This year, as part of the celebration, The Duttons transported their show to several communities around the country in Texas, Wisconsin, Oklahoma, Utah, and Arizona among others.  Most recently, they packed up the show and put it on board a Holland America cruise to Alaska.  “Alaska was the last state in our country that we hadn’t performed in,” said Sheila Dutton.  “What a great time for us to go there as part of our 20 years in entertainment!”

In honor of their 20th Anniversary show, the Duttons are offering tickets for this special show for a special box office rate of $20 + tax.  For reservations and additional information, contact the Dutton Family Theater at (417) 332-2772 or (888) 388-8661, or visit www.TheDuttons.com.

09/20/11 2:00 pm

Dutton Theater Spruces Up for 2011 Season

 

By Jack Burke

Branson, MO…TheDutton Family Theater lobby is getting the finishing touches of a completelobby makeover this winter in preparation for the new 2011 season.  From granite countertops for the concessionareas and new fixtures in the bathrooms to new flooring and fresh paint, thepurpose is to create a warm and inviting atmosphere for theater guests.  Additionally, the front porch area and ticketbooth is being enclosed with glass to better protect guests from weatherconditions when purchasing their tickets.

04/01/11 2:00 pm

New Show Celebrates 20 Years

Branson, MO…The Dutton children were all pre-schoolers whenthey began learning to play violins, as a way for their parents to instill asense of discipline and a strong work ethic. That early training led to performances at church and community eventswhere they would be lucky to receive $25 for gas money.  In 1991, their lives changed as they hit theroad for a nine-month, 300 show tour as full-time entertainers.

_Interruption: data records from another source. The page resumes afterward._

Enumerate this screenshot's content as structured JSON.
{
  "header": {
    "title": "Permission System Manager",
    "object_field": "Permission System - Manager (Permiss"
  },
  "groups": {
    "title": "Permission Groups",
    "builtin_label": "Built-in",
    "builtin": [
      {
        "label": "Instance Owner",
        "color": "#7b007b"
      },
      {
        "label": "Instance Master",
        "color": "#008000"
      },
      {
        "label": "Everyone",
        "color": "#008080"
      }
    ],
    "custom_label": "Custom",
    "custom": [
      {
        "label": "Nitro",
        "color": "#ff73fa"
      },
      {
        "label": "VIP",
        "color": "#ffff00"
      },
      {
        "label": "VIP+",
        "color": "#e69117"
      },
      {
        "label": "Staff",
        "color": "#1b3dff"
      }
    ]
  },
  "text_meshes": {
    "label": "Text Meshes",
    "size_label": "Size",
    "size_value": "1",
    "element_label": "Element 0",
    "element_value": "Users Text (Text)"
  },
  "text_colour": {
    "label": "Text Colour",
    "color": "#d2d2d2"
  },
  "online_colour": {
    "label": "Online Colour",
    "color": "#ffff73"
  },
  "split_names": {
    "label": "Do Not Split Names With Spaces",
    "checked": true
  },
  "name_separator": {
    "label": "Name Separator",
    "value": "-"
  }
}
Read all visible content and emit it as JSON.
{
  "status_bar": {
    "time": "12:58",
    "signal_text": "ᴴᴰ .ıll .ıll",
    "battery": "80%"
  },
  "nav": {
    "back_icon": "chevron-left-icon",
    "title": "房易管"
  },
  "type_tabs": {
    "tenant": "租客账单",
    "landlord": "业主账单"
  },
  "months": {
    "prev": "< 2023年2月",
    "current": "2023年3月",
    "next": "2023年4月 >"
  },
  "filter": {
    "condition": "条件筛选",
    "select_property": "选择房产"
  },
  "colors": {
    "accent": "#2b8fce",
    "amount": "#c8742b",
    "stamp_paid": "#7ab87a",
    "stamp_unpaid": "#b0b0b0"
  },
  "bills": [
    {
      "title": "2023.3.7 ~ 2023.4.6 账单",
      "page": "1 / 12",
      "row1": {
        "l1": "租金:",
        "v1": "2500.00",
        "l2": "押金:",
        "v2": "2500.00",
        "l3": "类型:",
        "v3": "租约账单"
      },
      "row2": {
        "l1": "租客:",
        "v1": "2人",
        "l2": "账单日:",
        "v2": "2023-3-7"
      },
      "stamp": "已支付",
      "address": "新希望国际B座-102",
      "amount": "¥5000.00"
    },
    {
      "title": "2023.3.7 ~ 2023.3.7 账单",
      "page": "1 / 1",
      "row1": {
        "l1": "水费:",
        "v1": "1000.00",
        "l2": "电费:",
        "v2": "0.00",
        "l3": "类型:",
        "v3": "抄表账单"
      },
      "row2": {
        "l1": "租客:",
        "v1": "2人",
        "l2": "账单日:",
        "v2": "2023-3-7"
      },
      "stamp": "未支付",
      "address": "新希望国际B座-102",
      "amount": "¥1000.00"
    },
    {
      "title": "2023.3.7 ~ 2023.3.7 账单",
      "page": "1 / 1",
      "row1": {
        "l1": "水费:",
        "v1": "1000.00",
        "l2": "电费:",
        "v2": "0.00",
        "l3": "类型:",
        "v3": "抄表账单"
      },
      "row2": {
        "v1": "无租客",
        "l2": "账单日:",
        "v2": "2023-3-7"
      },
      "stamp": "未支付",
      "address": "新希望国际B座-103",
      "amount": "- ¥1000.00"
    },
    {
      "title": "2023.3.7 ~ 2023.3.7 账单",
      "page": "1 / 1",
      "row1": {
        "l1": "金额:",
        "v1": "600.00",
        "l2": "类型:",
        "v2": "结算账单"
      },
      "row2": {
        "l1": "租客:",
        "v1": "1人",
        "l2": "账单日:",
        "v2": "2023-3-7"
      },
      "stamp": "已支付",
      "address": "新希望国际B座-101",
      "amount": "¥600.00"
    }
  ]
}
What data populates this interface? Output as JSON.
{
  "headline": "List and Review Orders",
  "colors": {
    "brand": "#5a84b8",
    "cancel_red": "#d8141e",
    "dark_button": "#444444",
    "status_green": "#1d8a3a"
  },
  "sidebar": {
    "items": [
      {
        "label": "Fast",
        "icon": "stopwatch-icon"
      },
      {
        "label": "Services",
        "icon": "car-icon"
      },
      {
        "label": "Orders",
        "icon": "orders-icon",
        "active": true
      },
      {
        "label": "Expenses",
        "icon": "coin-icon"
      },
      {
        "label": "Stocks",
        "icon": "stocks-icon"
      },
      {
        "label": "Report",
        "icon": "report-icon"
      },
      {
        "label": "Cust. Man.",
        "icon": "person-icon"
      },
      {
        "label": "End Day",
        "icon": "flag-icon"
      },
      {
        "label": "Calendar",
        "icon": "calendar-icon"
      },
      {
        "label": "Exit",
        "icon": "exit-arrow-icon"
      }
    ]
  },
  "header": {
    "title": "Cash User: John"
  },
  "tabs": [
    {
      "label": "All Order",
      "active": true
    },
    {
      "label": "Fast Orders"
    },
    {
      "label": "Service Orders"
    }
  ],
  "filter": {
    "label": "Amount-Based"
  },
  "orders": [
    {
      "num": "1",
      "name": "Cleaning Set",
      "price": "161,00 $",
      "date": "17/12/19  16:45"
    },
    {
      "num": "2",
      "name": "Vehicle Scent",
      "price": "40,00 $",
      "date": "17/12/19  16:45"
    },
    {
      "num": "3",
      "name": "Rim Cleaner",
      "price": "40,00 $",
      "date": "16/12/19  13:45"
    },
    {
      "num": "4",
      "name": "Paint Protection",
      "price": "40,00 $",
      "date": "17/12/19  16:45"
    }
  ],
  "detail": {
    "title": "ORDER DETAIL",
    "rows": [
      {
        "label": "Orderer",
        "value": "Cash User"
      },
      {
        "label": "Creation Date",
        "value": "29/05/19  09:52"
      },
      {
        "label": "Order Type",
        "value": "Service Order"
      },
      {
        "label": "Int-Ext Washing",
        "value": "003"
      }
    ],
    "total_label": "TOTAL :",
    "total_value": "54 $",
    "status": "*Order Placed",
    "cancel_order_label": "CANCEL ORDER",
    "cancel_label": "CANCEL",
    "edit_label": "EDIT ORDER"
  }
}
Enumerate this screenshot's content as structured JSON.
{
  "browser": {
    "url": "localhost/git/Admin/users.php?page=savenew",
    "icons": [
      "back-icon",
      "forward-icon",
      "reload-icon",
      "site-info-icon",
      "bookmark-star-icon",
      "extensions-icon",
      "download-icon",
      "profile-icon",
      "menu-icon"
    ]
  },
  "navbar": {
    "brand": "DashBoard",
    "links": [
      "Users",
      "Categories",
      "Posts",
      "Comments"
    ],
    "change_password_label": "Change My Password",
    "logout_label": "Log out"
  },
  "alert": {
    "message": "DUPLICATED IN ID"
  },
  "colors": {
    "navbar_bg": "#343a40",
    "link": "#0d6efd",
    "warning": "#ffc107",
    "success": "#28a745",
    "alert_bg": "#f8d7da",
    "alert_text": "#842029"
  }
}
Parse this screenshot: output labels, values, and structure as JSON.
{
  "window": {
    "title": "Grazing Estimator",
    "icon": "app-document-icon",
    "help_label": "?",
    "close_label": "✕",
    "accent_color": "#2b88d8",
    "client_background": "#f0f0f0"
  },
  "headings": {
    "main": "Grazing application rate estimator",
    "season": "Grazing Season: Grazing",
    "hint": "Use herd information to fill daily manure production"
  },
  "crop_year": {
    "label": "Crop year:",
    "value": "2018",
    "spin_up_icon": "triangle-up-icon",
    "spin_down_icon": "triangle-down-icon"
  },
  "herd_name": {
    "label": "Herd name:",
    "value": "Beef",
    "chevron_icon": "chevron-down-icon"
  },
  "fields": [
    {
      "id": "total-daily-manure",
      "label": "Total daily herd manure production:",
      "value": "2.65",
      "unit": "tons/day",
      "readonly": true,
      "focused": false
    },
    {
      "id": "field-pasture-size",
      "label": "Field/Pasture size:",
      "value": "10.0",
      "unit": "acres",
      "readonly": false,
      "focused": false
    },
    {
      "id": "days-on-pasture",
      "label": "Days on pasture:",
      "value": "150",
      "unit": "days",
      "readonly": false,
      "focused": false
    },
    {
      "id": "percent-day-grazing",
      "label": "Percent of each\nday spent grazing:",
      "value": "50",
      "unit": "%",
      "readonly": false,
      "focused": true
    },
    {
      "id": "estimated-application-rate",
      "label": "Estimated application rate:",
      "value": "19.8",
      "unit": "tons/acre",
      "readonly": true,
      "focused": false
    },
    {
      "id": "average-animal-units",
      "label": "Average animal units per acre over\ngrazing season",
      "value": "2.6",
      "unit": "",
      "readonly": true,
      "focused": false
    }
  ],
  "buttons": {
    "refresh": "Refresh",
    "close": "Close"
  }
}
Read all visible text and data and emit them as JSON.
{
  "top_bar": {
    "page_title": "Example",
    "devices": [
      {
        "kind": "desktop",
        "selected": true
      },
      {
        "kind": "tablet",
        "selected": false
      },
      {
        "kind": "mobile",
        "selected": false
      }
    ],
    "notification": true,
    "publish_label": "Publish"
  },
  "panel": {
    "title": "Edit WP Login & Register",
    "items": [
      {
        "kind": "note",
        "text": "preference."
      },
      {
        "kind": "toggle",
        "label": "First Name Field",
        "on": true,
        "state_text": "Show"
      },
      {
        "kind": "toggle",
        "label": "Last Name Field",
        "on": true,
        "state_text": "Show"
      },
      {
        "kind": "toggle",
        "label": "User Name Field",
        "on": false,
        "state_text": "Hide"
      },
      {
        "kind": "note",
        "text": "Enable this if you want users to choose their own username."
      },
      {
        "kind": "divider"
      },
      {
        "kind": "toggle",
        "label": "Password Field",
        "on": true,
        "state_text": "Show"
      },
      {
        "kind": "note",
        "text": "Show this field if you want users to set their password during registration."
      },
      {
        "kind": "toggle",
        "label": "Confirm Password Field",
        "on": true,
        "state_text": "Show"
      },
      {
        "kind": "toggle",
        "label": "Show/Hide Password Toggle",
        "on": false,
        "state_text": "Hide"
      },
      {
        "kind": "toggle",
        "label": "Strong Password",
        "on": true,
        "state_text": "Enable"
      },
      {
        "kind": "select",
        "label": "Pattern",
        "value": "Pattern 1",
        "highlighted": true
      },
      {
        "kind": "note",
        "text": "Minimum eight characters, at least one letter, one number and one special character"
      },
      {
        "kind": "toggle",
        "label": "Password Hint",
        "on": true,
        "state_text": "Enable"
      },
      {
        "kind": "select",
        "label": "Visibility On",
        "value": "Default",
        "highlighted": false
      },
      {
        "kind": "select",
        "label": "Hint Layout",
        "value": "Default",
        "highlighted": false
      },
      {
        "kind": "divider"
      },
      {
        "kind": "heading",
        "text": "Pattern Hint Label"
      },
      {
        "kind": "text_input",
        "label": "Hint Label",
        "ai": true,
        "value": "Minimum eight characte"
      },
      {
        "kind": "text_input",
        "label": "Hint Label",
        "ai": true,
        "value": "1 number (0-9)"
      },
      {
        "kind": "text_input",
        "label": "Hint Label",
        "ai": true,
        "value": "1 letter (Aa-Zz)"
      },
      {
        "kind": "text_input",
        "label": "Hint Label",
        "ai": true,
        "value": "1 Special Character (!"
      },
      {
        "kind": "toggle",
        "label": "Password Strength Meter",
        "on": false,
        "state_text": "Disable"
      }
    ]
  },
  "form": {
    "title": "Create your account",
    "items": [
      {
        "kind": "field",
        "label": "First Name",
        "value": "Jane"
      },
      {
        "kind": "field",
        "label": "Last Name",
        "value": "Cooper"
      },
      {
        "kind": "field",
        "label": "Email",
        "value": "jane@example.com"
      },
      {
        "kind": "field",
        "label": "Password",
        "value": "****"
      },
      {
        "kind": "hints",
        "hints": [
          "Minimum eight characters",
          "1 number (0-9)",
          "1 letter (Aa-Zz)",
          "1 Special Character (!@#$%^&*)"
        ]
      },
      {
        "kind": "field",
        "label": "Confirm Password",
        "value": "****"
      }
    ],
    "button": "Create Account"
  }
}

Over the past 20 years, the Dutton fame has spread acrossthe world and the family has built an entertainment complex in Branson withtheir Dutton Family Theater, the Dutton Inn, and Abby’s Tourist Trap.  Additionally, the Dutton Family Theater #2was opened this past year in Mesa, Arizonafor winter performances.  In 2007, theDuttons gained further acclaim as they made it into the Top 10 finalists on America’sGot Talent.

The family’s love affair with Branson began in 1997 whenthey first played here at the Positive Country Theater, which is now the PierceArrow Theater.  The following yearresulted in their first full season in Branson at Barbara Fairchild’s theater,which is now the Starlight.  In 1999Boxcar Willie offered his theater for their show, which was renamed to theDutton Family Theater in 2000 and purchased by the family in 2002.

To celebrate two decades as professional entertainers, allof the Duttons wanted to create a very special, high-energy anniversary showfor their fans.  As show director AmyDutton explained, “We design two completely new shows every year, and it seemsthat each show has several crowd favorites. So we thought it would be fun to bring back these favorite songs,sketches, and dance routines into one gigantic, fast moving extravaganza thattruly celebrated the past twenty years".

04/01/11 2:00 pm